* **Aim of the exercise**: Repeat the data exactly as it stands.
==== Input data
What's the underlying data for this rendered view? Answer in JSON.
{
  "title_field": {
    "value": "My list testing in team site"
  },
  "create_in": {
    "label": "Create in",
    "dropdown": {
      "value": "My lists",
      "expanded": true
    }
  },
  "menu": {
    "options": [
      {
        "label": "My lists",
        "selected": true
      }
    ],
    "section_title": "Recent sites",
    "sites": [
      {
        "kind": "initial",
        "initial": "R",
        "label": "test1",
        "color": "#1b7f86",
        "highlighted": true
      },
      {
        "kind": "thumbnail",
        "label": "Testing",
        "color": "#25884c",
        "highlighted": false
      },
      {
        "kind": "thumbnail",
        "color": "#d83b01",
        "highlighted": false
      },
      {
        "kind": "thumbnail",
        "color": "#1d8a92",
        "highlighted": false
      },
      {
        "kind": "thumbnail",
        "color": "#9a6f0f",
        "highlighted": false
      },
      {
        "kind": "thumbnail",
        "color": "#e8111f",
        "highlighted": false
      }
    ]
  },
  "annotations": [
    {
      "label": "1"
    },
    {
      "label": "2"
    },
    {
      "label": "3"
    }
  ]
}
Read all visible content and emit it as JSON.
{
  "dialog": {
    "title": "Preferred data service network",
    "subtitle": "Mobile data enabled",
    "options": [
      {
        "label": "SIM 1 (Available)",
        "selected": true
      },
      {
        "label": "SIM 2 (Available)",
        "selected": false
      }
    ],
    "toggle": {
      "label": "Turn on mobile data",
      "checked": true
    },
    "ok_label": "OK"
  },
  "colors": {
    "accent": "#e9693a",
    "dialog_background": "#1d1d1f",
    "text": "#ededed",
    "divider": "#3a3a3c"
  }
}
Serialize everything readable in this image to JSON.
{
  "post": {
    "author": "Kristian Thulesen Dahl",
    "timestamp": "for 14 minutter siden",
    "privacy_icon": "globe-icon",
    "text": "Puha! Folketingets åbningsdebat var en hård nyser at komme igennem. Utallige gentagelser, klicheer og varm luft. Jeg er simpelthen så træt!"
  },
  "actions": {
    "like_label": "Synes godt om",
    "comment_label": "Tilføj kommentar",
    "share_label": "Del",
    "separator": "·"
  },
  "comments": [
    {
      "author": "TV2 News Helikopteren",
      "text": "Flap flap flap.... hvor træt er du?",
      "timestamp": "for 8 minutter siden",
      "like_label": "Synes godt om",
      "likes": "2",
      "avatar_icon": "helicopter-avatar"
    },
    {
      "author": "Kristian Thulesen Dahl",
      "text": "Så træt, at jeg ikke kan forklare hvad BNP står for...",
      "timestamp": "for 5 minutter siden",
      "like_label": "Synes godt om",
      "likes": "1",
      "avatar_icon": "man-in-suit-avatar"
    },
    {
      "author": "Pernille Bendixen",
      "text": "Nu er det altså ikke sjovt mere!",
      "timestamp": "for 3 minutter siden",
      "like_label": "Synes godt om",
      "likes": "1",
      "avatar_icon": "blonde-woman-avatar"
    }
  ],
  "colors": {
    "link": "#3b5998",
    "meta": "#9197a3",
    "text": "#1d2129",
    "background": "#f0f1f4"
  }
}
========
* **Answer box**:
What's the underlying data for this rendered view? Answer in JSON.
{
  "title_field": {
    "value": "My list testing in team site"
  },
  "create_in": {
    "label": "Create in",
    "dropdown": {
      "value": "My lists",
      "expanded": true
    }
  },
  "menu": {
    "options": [
      {
        "label": "My lists",
        "selected": true
      }
    ],
    "section_title": "Recent sites",
    "sites": [
      {
        "kind": "initial",
        "initial": "R",
        "label": "test1",
        "color": "#1b7f86",
        "highlighted": true
      },
      {
        "kind": "thumbnail",
        "label": "Testing",
        "color": "#25884c",
        "highlighted": false
      },
      {
        "kind": "thumbnail",
        "color": "#d83b01",
        "highlighted": false
      },
      {
        "kind": "thumbnail",
        "color": "#1d8a92",
        "highlighted": false
      },
      {
        "kind": "thumbnail",
        "color": "#9a6f0f",
        "highlighted": false
      },
      {
        "kind": "thumbnail",
        "color": "#e8111f",
        "highlighted": false
      }
    ]
  },
  "annotations": [
    {
      "label": "1"
    },
    {
      "label": "2"
    },
    {
      "label": "3"
    }
  ]
}
Read all visible content and emit it as JSON.
{
  "dialog": {
    "title": "Preferred data service network",
    "subtitle": "Mobile data enabled",
    "options": [
      {
        "label": "SIM 1 (Available)",
        "selected": true
      },
      {
        "label": "SIM 2 (Available)",
        "selected": false
      }
    ],
    "toggle": {
      "label": "Turn on mobile data",
      "checked": true
    },
    "ok_label": "OK"
  },
  "colors": {
    "accent": "#e9693a",
    "dialog_background": "#1d1d1f",
    "text": "#ededed",
    "divider": "#3a3a3c"
  }
}
Serialize everything readable in this image to JSON.
{
  "post": {
    "author": "Kristian Thulesen Dahl",
    "timestamp": "for 14 minutter siden",
    "privacy_icon": "globe-icon",
    "text": "Puha! Folketingets åbningsdebat var en hård nyser at komme igennem. Utallige gentagelser, klicheer og varm luft. Jeg er simpelthen så træt!"
  },
  "actions": {
    "like_label": "Synes godt om",
    "comment_label": "Tilføj kommentar",
    "share_label": "Del",
    "separator": "·"
  },
  "comments": [
    {
      "author": "TV2 News Helikopteren",
      "text": "Flap flap flap.... hvor træt er du?",
      "timestamp": "for 8 minutter siden",
      "like_label": "Synes godt om",
      "likes": "2",
      "avatar_icon": "helicopter-avatar"
    },
    {
      "author": "Kristian Thulesen Dahl",
      "text": "Så træt, at jeg ikke kan forklare hvad BNP står for...",
      "timestamp": "for 5 minutter siden",
      "like_label": "Synes godt om",
      "likes": "1",
      "avatar_icon": "man-in-suit-avatar"
    },
    {
      "author": "Pernille Bendixen",
      "text": "Nu er det altså ikke sjovt mere!",
      "timestamp": "for 3 minutter siden",
      "like_label": "Synes godt om",
      "likes": "1",
      "avatar_icon": "blonde-woman-avatar"
    }
  ],
  "colors": {
    "link": "#3b5998",
    "meta": "#9197a3",
    "text": "#1d2129",
    "background": "#f0f1f4"
  }
}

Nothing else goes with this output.